[Data items]
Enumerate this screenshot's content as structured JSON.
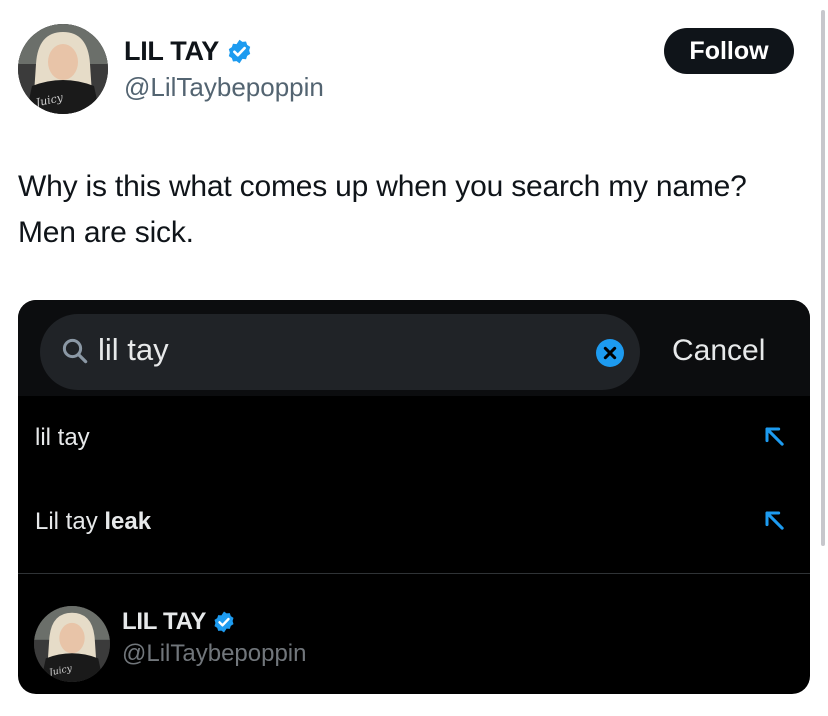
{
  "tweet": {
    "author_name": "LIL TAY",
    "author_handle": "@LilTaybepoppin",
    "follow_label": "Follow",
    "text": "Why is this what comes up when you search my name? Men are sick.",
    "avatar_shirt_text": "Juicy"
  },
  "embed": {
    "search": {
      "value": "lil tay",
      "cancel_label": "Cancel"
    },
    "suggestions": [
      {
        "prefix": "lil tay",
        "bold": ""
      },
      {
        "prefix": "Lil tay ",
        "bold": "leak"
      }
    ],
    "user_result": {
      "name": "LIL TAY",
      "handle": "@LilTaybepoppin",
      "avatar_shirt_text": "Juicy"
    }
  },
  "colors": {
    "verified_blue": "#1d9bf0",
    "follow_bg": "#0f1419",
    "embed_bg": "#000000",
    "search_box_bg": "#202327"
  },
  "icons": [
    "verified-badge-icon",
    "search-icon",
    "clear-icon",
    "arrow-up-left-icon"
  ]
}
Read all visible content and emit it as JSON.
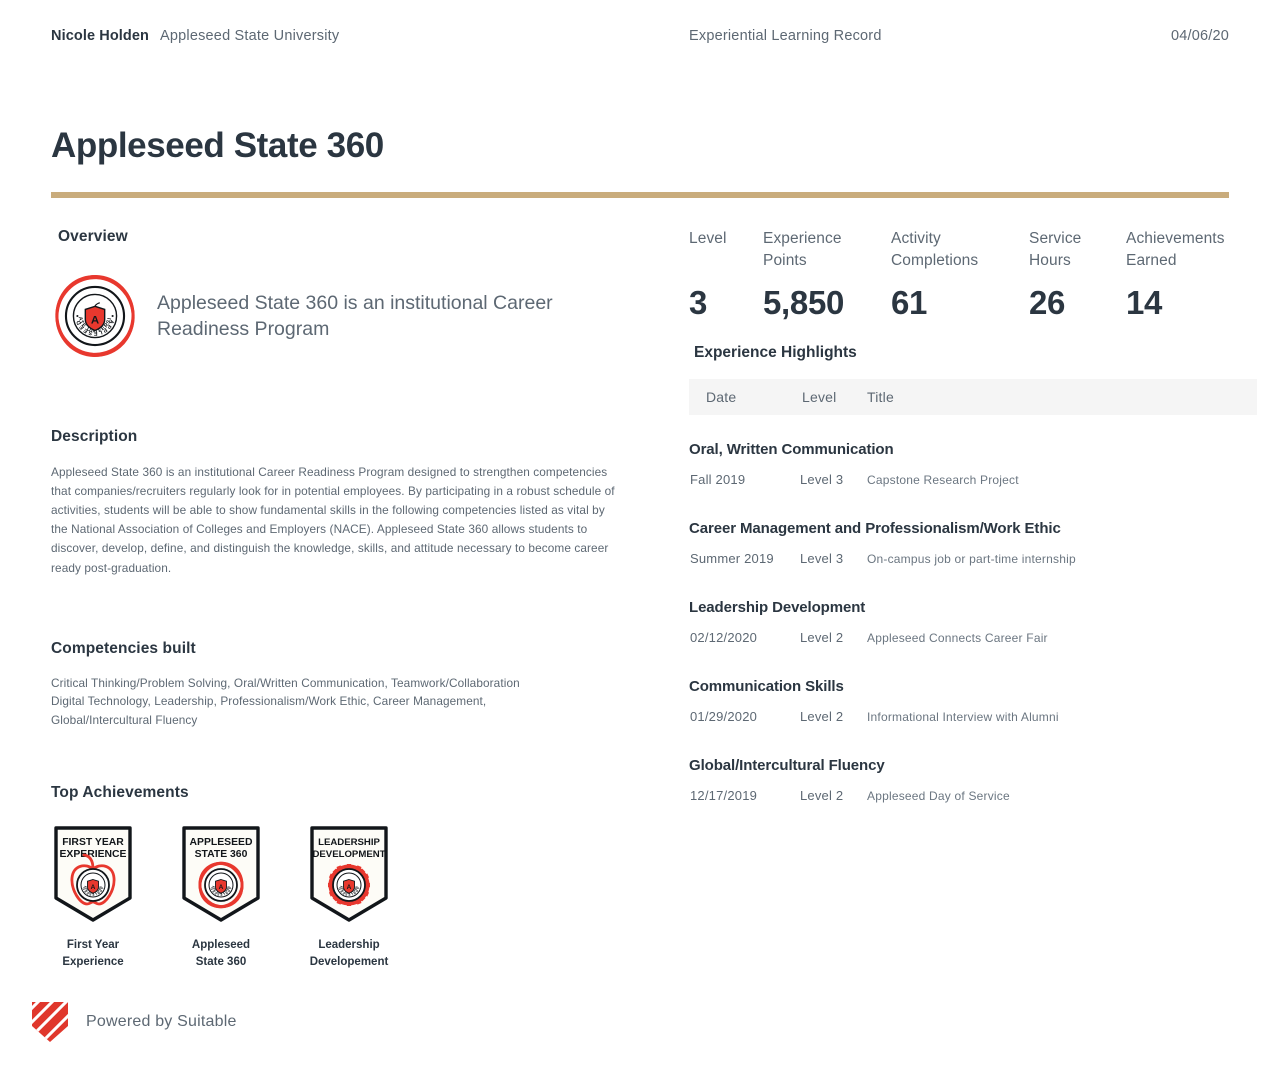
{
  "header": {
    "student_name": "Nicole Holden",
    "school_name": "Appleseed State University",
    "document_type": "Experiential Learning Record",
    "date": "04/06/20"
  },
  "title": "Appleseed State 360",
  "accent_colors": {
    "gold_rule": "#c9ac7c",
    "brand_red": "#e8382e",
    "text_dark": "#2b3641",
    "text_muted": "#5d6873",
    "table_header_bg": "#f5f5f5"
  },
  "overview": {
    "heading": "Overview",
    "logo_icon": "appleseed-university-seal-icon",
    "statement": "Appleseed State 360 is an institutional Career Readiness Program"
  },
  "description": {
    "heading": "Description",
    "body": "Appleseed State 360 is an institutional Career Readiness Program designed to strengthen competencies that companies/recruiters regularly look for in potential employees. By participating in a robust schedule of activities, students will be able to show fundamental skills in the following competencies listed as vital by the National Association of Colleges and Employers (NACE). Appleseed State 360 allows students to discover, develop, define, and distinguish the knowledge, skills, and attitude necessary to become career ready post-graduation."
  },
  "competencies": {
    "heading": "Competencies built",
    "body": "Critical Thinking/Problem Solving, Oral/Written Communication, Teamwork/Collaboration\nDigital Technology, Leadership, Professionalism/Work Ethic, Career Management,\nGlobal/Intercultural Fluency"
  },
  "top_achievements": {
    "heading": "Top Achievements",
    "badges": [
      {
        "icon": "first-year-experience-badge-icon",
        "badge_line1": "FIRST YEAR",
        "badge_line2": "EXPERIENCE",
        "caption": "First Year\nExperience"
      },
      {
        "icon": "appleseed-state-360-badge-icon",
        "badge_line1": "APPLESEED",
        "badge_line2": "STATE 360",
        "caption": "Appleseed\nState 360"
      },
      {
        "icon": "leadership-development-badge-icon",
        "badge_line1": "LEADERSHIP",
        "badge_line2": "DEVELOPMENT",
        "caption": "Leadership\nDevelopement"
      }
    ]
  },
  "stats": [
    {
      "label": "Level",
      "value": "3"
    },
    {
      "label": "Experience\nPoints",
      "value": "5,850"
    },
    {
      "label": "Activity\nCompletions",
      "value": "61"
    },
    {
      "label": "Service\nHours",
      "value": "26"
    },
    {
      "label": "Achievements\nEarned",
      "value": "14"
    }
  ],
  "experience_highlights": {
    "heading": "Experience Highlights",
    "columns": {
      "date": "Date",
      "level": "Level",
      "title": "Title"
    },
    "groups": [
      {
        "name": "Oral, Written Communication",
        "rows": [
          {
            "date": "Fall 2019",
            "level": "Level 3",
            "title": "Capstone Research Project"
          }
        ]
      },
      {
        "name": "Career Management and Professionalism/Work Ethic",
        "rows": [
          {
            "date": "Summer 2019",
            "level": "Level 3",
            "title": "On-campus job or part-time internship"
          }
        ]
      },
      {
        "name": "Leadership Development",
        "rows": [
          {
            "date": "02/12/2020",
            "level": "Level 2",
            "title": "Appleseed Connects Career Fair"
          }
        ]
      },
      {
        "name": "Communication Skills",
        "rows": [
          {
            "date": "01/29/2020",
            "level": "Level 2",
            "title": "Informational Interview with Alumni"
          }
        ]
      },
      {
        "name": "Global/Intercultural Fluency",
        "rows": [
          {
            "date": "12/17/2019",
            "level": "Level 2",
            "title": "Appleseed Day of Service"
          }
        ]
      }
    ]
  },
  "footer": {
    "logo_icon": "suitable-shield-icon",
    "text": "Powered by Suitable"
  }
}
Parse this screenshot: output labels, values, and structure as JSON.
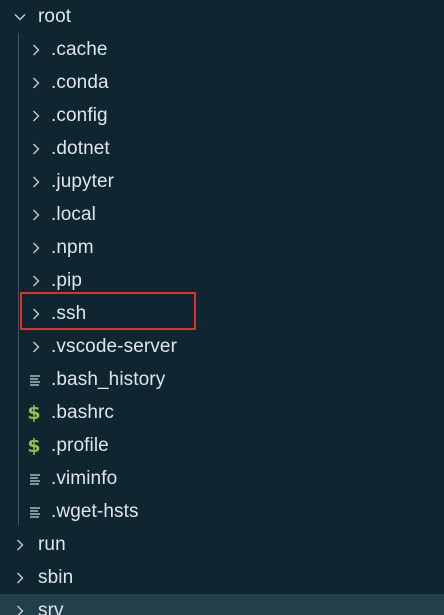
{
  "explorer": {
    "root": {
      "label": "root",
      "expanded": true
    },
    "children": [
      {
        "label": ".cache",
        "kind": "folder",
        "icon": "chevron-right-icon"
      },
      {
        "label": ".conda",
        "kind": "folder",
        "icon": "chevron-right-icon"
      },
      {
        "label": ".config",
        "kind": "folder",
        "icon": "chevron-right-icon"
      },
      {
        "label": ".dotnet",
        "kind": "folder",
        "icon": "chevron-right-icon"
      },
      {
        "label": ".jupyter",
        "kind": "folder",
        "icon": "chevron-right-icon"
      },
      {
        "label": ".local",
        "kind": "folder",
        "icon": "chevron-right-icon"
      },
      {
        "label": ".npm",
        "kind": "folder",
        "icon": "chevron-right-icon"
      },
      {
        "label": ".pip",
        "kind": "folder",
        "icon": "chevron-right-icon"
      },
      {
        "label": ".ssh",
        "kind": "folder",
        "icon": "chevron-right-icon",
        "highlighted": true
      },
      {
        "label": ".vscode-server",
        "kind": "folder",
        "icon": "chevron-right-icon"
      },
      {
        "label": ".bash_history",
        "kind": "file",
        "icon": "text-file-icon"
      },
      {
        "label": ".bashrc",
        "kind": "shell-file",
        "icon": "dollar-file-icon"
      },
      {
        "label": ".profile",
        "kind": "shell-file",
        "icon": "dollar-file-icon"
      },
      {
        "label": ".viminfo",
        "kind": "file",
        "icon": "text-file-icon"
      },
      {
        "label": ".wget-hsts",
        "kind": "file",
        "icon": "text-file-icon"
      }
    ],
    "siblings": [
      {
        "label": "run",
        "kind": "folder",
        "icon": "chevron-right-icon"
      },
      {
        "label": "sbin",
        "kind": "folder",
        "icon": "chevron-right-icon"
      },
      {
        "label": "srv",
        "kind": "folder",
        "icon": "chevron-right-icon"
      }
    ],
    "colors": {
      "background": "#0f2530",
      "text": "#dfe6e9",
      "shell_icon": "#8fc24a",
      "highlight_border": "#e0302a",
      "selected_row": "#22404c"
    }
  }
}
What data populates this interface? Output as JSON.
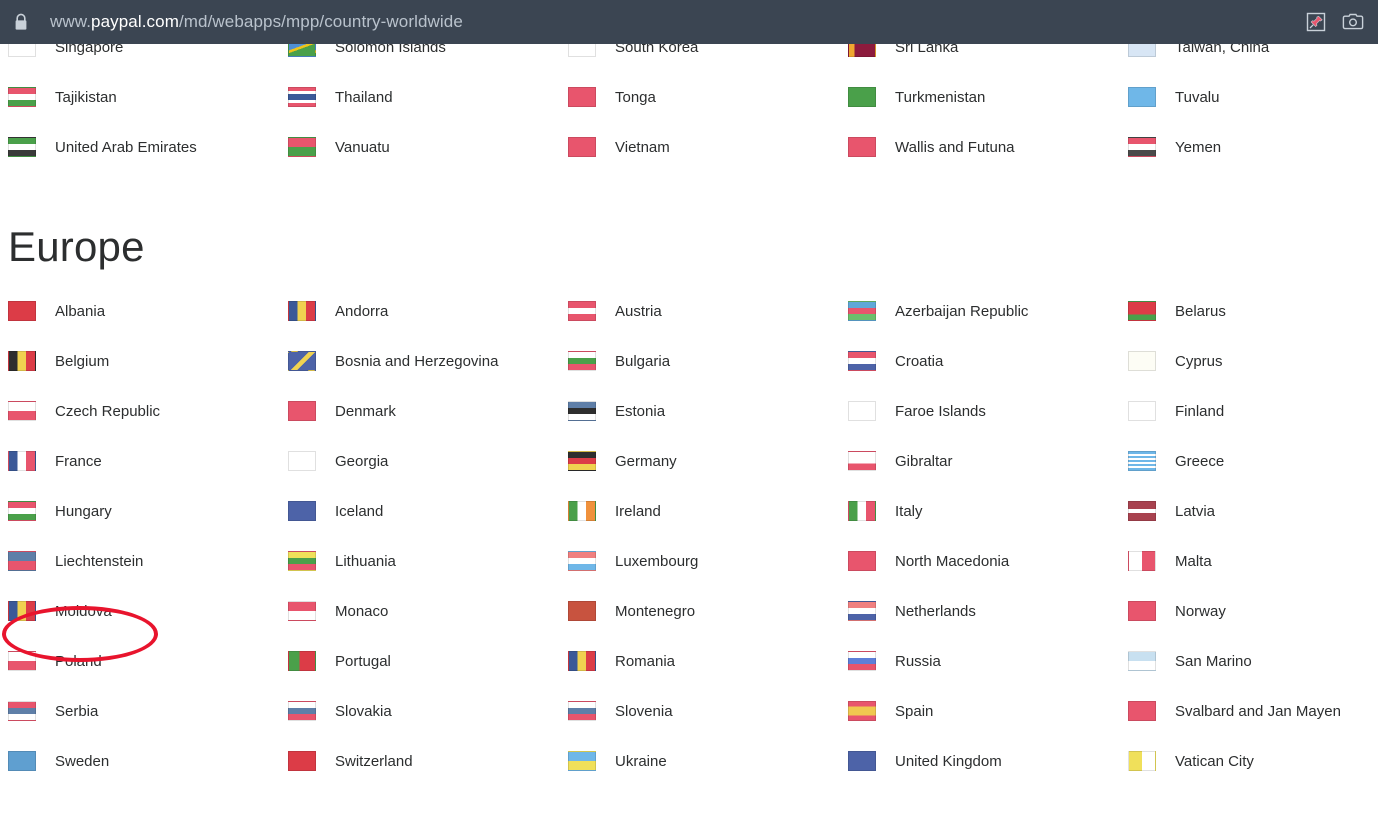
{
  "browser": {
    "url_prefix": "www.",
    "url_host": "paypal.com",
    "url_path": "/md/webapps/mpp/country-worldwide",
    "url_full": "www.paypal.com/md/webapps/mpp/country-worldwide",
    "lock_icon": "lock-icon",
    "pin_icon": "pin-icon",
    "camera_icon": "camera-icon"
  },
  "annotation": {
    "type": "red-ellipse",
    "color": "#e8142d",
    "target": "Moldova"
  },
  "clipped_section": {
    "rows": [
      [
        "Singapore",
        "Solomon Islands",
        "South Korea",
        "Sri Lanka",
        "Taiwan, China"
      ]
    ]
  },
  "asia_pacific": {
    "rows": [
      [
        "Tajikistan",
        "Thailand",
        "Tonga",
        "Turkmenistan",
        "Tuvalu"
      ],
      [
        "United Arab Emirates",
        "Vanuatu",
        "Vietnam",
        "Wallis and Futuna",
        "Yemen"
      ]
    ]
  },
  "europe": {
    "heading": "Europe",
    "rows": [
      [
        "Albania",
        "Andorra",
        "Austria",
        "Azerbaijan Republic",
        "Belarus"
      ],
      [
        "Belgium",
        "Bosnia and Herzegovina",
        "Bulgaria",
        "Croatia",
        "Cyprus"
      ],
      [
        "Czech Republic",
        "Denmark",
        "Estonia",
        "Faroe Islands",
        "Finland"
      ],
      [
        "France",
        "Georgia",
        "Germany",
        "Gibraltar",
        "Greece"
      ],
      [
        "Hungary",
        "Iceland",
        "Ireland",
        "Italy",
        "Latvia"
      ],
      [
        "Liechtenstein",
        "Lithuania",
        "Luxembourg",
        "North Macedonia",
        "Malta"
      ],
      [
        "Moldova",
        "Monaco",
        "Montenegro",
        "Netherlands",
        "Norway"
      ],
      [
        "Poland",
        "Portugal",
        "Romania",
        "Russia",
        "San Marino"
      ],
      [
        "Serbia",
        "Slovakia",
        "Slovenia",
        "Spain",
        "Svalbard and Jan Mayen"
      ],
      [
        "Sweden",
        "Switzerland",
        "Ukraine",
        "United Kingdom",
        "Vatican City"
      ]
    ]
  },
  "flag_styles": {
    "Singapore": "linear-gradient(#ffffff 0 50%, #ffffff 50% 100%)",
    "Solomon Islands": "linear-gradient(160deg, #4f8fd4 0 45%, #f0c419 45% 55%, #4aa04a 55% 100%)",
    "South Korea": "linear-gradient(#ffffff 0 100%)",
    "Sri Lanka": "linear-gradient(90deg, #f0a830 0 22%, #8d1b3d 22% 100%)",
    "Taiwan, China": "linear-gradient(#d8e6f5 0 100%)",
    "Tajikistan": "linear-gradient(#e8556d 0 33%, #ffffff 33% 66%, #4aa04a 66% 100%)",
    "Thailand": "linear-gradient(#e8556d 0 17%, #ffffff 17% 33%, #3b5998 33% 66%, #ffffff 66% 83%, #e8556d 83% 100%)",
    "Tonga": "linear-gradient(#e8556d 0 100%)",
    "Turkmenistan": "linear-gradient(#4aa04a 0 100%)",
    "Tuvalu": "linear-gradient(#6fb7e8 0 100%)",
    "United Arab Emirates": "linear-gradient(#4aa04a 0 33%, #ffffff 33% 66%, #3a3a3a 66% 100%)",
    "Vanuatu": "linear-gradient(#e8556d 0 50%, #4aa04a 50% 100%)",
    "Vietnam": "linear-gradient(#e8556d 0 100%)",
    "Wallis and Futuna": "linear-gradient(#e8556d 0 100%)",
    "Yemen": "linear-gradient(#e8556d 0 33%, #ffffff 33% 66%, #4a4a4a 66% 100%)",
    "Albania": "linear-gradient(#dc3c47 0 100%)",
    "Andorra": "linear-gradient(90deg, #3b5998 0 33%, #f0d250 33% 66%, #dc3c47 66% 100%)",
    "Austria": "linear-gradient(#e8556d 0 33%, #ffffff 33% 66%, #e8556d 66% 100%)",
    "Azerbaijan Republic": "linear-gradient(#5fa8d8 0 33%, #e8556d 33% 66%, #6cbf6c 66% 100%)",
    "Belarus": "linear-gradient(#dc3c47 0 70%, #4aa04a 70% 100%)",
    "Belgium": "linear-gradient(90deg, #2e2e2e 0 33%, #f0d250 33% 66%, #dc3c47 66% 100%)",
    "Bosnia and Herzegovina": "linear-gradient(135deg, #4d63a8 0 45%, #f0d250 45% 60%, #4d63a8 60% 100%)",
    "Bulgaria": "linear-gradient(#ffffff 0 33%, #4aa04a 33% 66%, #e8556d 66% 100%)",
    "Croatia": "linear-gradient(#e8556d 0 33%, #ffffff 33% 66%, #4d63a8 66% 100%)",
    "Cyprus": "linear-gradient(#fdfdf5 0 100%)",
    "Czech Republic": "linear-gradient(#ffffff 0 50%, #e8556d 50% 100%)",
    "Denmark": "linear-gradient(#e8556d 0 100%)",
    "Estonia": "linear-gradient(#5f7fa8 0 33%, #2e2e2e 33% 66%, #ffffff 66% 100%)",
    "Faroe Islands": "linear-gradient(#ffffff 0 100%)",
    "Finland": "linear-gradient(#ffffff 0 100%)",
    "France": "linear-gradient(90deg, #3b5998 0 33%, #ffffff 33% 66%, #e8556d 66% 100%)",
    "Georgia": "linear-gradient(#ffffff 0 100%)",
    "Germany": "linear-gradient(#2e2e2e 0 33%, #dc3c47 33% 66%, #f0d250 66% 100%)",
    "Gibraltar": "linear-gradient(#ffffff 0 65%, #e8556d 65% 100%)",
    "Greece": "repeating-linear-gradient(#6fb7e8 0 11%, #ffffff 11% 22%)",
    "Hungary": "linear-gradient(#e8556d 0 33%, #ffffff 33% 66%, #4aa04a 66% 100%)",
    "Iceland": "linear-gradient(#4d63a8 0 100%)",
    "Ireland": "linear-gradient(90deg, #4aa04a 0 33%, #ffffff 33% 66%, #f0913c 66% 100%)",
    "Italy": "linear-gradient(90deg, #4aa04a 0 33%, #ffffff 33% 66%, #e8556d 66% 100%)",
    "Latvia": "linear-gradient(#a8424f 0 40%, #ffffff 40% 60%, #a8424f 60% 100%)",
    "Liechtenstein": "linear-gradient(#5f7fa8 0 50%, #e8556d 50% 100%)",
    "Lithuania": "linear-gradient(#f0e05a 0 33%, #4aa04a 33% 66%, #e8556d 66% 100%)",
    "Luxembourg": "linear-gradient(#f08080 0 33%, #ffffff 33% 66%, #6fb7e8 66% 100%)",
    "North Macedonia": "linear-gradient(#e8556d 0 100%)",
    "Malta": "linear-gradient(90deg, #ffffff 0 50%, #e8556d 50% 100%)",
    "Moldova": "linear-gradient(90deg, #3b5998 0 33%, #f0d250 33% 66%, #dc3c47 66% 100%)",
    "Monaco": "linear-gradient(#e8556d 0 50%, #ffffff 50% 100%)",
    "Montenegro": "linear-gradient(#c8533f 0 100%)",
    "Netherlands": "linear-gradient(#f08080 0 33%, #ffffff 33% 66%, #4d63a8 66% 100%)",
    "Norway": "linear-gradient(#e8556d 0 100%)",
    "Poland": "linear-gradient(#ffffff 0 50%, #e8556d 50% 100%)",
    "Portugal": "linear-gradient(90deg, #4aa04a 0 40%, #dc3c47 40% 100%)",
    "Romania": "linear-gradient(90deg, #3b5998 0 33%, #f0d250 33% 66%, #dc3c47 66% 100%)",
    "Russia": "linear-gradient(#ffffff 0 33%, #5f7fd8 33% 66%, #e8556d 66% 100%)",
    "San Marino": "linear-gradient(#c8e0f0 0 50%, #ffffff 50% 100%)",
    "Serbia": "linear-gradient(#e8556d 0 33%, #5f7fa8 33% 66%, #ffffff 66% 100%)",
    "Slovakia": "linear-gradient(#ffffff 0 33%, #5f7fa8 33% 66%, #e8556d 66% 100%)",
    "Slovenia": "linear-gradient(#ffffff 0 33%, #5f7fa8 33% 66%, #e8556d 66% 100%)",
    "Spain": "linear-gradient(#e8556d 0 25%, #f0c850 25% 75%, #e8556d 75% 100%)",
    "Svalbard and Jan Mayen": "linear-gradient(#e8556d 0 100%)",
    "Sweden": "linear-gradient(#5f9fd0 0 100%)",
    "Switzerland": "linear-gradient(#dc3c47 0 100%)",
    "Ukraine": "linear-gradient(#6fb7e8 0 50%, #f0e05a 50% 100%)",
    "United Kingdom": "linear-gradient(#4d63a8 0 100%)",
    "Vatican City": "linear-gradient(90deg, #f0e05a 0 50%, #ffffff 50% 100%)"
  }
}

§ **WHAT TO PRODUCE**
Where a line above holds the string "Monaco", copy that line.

§ **SOLUTION BELOW**
        "Monaco",
    "Monaco": "linear-gradient(#e8556d 0 50%, #ffffff 50% 100%)",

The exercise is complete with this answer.